Local press skewers McConnell for barring political reporter
© Greg Nash

Sen. Mitch McConnellAddison (Mitch) Mitchell McConnellTrump 'no longer angry' at Romney because of Supreme Court stance On The Money: Anxious Democrats push for vote on COVID-19 aid | Pelosi, Mnuchin ready to restart talks | Weekly jobless claims increase | Senate treads close to shutdown deadline The Hill's Campaign Report: Trump faces backlash after not committing to peaceful transition of power MORE (R-Ky.) is taking heat from his hometown newspaper after his campaign barred a local political reporter from a press conference this week and threatened police action against him.


In an editorial published Wednesday, the Louisville Courier-Journal skewered McConnell for failing to adequately explain why Kentucky reporter Joe Sonka, who writes for the alternative-weekly Louisville Eccentric Observer, was refused entry to a Monday press conference by Jesse Benton, McConnell’s campaign manager.

According to Sonka’s Twitter feed and a blog he wrote outlining his interactions with the campaign, as well as a Courier-Journal report, Sonka was further denied entry by a Louisville police officer.

“It must be terrifying to be a public official and be confronted by reporters who want to ask tough questions that you would rather avoid,” the editorial reads.

“But Kentucky's senior Sen. Mitch McConnell, who as Senate minority leader is one of the most powerful Republicans in Washington, has found a novel solution. Police protection.”

Asked at the press conference why Sonka was kept out, McConnell reportedly said he didn’t know, “giving some credibility to critics who accuse him of being out of touch,” the editorial board writes.

Benton initially said Sonka was barred from the event because other unnamed reporters objected to him asking questions. He later said it was because the event was meant to be an “intimate question and answer session,” to which Sonka was not invited.

Sonka himself told the Courier-Journal that he believed McConnell’s team was “afraid I was going to ask him a question that he was going to have difficulty with.” The campaign had previously asked Sonka to leave another event, in February, but he was allowed back in by the owner of the business hosting the event.

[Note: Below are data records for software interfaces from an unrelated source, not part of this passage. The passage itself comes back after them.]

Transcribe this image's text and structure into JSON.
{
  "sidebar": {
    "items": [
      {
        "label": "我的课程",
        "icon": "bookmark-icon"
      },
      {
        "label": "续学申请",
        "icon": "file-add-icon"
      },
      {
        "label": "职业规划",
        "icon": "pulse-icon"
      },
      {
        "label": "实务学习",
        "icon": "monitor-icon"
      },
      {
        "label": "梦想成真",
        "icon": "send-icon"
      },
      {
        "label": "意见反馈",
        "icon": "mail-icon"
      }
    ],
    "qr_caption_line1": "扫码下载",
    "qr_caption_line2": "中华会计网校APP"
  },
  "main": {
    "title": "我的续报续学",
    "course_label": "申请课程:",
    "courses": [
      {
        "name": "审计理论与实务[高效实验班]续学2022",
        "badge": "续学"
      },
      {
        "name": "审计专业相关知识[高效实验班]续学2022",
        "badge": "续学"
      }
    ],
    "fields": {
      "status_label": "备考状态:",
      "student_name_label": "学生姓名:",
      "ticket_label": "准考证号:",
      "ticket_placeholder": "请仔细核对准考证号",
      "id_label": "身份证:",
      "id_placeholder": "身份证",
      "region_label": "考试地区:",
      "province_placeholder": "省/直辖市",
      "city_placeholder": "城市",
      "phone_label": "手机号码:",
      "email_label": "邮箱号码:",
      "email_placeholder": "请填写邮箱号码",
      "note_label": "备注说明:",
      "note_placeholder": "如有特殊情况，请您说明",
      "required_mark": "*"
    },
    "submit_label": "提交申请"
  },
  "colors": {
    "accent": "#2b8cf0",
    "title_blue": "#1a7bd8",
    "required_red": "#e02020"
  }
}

“Mr. McConnell could clear this up. But he's an expert at avoiding questions,” the editorial reads.
It closes: “Now he has the police helping him.”

McConnell is a top target for Democrats this cycle due to his persistent unpopularity in the state, and he's facing both a primary challenger in businessman Matt Bevin and is expected to face Kentucky Secretary of State Alison Lundergan Grimes in the general election.